## [Work to complete]
Without any images, write the data out exactly as it appears.

## [Dataset]
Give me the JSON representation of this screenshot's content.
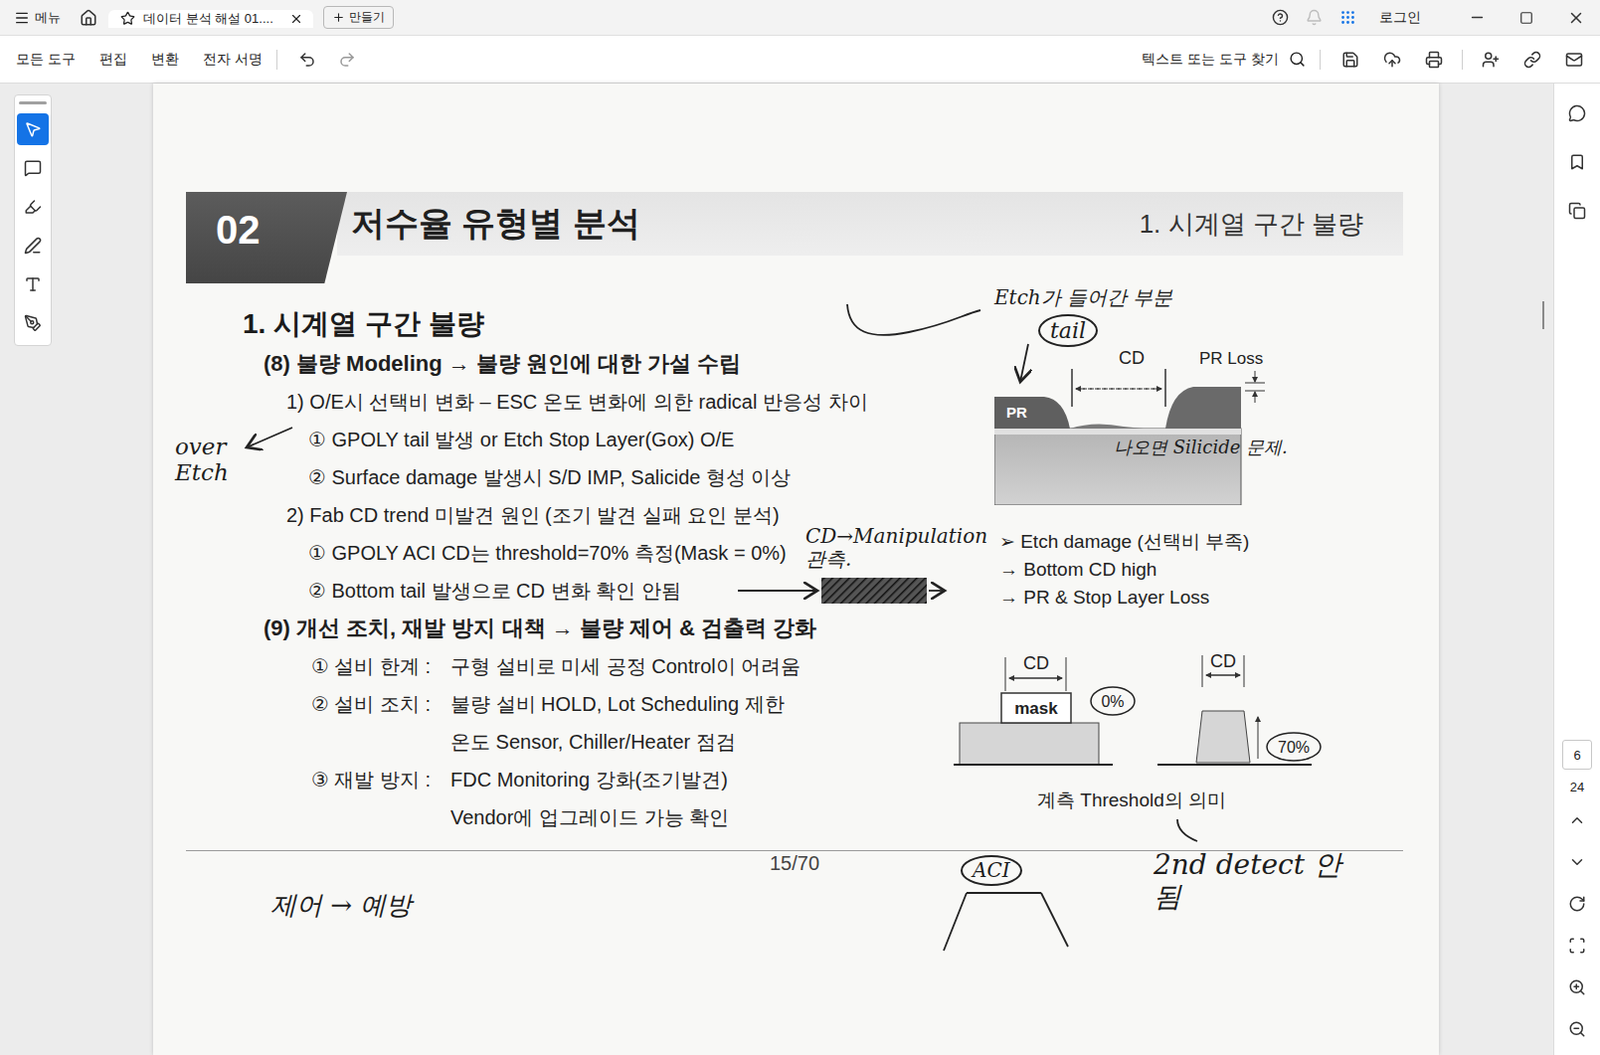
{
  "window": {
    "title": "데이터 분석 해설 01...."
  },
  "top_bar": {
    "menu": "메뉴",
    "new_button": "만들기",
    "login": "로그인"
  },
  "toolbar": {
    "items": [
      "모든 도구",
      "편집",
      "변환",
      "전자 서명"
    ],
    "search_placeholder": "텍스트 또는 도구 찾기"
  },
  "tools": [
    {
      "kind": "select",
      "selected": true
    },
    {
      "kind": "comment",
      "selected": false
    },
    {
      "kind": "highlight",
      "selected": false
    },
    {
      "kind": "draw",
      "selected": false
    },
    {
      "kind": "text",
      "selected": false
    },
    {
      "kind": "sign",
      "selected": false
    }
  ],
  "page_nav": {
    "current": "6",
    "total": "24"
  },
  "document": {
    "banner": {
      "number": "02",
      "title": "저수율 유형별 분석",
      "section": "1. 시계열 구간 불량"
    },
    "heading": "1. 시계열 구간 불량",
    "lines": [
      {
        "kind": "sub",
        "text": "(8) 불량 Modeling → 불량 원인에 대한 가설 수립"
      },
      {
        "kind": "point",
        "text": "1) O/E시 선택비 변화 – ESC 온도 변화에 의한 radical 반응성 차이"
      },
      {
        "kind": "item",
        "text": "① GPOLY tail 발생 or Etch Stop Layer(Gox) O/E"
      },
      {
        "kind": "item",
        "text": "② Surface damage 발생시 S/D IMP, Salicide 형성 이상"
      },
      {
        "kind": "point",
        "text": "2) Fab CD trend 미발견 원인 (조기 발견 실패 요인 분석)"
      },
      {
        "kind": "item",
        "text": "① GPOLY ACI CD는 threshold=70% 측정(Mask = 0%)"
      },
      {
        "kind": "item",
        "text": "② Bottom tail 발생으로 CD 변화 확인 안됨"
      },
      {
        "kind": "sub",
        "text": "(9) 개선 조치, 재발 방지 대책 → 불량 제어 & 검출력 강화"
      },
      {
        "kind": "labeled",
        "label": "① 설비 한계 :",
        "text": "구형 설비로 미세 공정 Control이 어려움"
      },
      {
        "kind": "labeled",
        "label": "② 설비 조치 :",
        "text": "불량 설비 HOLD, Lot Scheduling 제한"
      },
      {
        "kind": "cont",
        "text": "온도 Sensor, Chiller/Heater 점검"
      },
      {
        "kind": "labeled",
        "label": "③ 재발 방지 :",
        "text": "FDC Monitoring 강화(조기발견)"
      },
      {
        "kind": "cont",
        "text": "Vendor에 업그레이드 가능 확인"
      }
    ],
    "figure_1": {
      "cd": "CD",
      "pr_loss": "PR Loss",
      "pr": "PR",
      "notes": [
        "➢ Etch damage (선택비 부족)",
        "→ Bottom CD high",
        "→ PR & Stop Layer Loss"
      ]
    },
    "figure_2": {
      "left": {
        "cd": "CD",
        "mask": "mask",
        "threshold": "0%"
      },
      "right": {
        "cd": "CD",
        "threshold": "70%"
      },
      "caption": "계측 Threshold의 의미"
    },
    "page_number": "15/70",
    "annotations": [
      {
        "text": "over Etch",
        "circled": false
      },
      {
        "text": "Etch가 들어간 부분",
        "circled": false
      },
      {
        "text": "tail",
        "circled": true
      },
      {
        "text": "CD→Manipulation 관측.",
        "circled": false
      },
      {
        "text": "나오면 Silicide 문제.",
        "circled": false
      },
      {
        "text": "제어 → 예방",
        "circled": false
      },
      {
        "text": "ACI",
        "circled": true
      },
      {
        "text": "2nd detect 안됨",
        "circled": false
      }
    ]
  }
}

## [Answer for this exercise]
Give me the JSON representation of this screenshot's content.
{
  "window": {
    "title": "데이터 분석 해설 01...."
  },
  "top_bar": {
    "menu": "메뉴",
    "new_button": "만들기",
    "login": "로그인"
  },
  "toolbar": {
    "items": [
      "모든 도구",
      "편집",
      "변환",
      "전자 서명"
    ],
    "search_placeholder": "텍스트 또는 도구 찾기"
  },
  "tools": [
    {
      "kind": "select",
      "selected": true
    },
    {
      "kind": "comment",
      "selected": false
    },
    {
      "kind": "highlight",
      "selected": false
    },
    {
      "kind": "draw",
      "selected": false
    },
    {
      "kind": "text",
      "selected": false
    },
    {
      "kind": "sign",
      "selected": false
    }
  ],
  "page_nav": {
    "current": "6",
    "total": "24"
  },
  "document": {
    "banner": {
      "number": "02",
      "title": "저수율 유형별 분석",
      "section": "1. 시계열 구간 불량"
    },
    "heading": "1. 시계열 구간 불량",
    "lines": [
      {
        "kind": "sub",
        "text": "(8) 불량 Modeling → 불량 원인에 대한 가설 수립"
      },
      {
        "kind": "point",
        "text": "1) O/E시 선택비 변화 – ESC 온도 변화에 의한 radical 반응성 차이"
      },
      {
        "kind": "item",
        "text": "① GPOLY tail 발생 or Etch Stop Layer(Gox) O/E"
      },
      {
        "kind": "item",
        "text": "② Surface damage 발생시 S/D IMP, Salicide 형성 이상"
      },
      {
        "kind": "point",
        "text": "2) Fab CD trend 미발견 원인 (조기 발견 실패 요인 분석)"
      },
      {
        "kind": "item",
        "text": "① GPOLY ACI CD는 threshold=70% 측정(Mask = 0%)"
      },
      {
        "kind": "item",
        "text": "② Bottom tail 발생으로 CD 변화 확인 안됨"
      },
      {
        "kind": "sub",
        "text": "(9) 개선 조치, 재발 방지 대책 → 불량 제어 & 검출력 강화"
      },
      {
        "kind": "labeled",
        "label": "① 설비 한계 :",
        "text": "구형 설비로 미세 공정 Control이 어려움"
      },
      {
        "kind": "labeled",
        "label": "② 설비 조치 :",
        "text": "불량 설비 HOLD, Lot Scheduling 제한"
      },
      {
        "kind": "cont",
        "text": "온도 Sensor, Chiller/Heater 점검"
      },
      {
        "kind": "labeled",
        "label": "③ 재발 방지 :",
        "text": "FDC Monitoring 강화(조기발견)"
      },
      {
        "kind": "cont",
        "text": "Vendor에 업그레이드 가능 확인"
      }
    ],
    "figure_1": {
      "cd": "CD",
      "pr_loss": "PR Loss",
      "pr": "PR",
      "notes": [
        "➢ Etch damage (선택비 부족)",
        "→ Bottom CD high",
        "→ PR & Stop Layer Loss"
      ]
    },
    "figure_2": {
      "left": {
        "cd": "CD",
        "mask": "mask",
        "threshold": "0%"
      },
      "right": {
        "cd": "CD",
        "threshold": "70%"
      },
      "caption": "계측 Threshold의 의미"
    },
    "page_number": "15/70",
    "annotations": [
      {
        "text": "over Etch",
        "circled": false
      },
      {
        "text": "Etch가 들어간 부분",
        "circled": false
      },
      {
        "text": "tail",
        "circled": true
      },
      {
        "text": "CD→Manipulation 관측.",
        "circled": false
      },
      {
        "text": "나오면 Silicide 문제.",
        "circled": false
      },
      {
        "text": "제어 → 예방",
        "circled": false
      },
      {
        "text": "ACI",
        "circled": true
      },
      {
        "text": "2nd detect 안됨",
        "circled": false
      }
    ]
  }
}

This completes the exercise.